By JIM ABRAMS
Associated Press Writer
January 12, 2006, 3:47 AM EST
WASHINGTON -- "Trailing its slimy length from gallery to committee room, at last it lies stretched at full length on the floor of Congress, this dazzling reptile." That's how a reporter in 1869 described lobbyists, a group that has been wooing, advising and many say corrupting Congress from its earliest days until the latest scandal involving disgraced influence-peddler Jack Abramoff.
As with past scandals, lawmakers are suddenly seeking new controls over an industry they depend on for information and in some cases use for their own personal or political advantage.
Since the last lobbying ethics act passed in 1995, "the lobbying industry has grown exponentially, new strategies for evading restrictions have emerged, and the laws and ethics rules have failed to keep pace," said a recent statement by three lawmakers, Reps., Marty Meehan, D-Mass., and Rahm Emanuel, D-Ill., and Sen. Russ Feingold, D-Wis., authors of one of several reform measures that have been introduced.
But if change is overdue for some, for others it is overkill. "My concern is that we are rushing to judgment," said Paul Miller, president of the American League of Lobbyists. Without looking at the lack of enforcement of current rules, "I'm not even sure you can blame the system."
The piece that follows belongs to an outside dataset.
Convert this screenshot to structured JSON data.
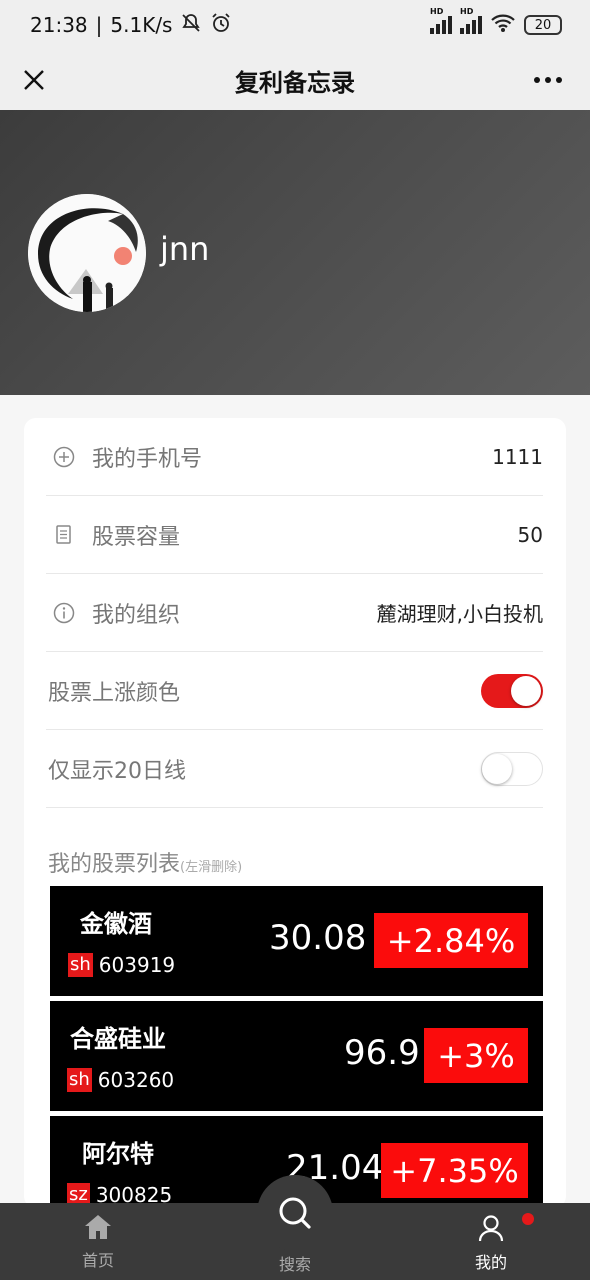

Excuse me? You can't blame the system? No of course you can't...YOU CAN BLAME THE IDIOTS WHO LET LOBBYISTS WRITE LEGISLATION IN THE FIRST PLACE!